- Directions for this task -
Please find the lines in the entries below that contain the word "JSON", and copy each one.
+++ Records for the exercise +++
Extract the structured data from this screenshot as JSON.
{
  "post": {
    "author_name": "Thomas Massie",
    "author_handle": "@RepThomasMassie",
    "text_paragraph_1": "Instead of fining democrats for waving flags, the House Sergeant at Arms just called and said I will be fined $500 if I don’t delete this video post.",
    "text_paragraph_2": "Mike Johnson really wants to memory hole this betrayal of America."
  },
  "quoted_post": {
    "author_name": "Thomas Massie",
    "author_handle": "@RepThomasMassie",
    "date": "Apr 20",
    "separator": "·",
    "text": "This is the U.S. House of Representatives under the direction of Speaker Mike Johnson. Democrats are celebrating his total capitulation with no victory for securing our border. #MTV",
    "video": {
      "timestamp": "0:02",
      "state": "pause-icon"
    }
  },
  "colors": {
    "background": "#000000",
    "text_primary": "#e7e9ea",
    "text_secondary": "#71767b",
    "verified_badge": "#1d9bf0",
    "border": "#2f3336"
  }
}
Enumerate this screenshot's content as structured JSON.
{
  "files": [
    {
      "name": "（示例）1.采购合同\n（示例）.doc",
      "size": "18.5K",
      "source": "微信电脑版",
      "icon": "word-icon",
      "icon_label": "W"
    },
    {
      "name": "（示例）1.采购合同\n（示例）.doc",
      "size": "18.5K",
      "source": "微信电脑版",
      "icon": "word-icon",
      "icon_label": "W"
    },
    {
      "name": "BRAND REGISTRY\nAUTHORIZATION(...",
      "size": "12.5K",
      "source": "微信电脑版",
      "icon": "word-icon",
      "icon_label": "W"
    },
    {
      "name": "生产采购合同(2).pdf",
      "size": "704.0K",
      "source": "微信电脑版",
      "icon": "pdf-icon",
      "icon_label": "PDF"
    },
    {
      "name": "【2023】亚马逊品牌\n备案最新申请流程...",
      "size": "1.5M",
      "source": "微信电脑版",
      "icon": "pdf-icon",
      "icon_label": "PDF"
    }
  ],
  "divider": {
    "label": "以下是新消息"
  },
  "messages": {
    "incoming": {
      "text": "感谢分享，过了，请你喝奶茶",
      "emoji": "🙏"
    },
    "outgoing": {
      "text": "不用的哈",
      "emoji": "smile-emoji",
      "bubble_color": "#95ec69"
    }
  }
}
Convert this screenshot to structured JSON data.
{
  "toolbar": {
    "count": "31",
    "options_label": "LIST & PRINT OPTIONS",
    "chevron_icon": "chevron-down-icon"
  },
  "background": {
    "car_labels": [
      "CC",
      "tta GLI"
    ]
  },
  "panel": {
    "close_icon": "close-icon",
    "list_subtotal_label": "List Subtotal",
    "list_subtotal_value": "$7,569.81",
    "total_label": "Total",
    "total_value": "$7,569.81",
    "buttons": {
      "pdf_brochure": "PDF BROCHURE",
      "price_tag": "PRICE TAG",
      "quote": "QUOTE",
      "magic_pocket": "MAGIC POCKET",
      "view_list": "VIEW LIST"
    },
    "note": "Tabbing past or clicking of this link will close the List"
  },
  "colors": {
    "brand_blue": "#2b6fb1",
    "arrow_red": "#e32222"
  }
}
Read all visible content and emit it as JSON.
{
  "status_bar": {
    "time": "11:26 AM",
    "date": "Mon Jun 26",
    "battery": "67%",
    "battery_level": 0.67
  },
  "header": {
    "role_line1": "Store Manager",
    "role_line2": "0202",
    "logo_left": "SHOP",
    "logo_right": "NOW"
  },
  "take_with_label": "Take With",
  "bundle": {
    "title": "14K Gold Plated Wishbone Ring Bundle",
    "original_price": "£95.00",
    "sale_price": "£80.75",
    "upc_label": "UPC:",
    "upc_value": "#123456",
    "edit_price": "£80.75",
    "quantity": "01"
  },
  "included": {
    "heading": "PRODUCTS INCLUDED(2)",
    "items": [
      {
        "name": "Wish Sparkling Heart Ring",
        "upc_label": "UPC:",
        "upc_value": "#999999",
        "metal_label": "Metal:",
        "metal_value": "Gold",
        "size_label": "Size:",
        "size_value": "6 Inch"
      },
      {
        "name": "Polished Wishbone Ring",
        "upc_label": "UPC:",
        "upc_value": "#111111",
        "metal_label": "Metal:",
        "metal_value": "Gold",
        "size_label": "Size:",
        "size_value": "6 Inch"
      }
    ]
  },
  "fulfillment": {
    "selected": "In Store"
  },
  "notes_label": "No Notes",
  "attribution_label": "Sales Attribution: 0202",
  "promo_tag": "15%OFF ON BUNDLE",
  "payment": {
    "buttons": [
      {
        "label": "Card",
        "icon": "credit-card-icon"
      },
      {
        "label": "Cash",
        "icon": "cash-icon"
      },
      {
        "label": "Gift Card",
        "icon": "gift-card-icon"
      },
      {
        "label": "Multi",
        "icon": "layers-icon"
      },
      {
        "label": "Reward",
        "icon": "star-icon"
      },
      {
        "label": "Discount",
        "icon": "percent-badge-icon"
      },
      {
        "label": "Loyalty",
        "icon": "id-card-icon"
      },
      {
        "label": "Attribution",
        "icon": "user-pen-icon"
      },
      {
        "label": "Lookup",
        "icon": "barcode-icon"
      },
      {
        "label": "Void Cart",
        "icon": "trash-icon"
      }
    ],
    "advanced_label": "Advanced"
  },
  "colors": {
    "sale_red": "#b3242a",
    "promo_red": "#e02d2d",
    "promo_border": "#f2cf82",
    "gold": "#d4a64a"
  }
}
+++
- Written solution -
Extract the structured data from this screenshot as JSON.
Enumerate this screenshot's content as structured JSON.
Convert this screenshot to structured JSON data.
Read all visible content and emit it as JSON.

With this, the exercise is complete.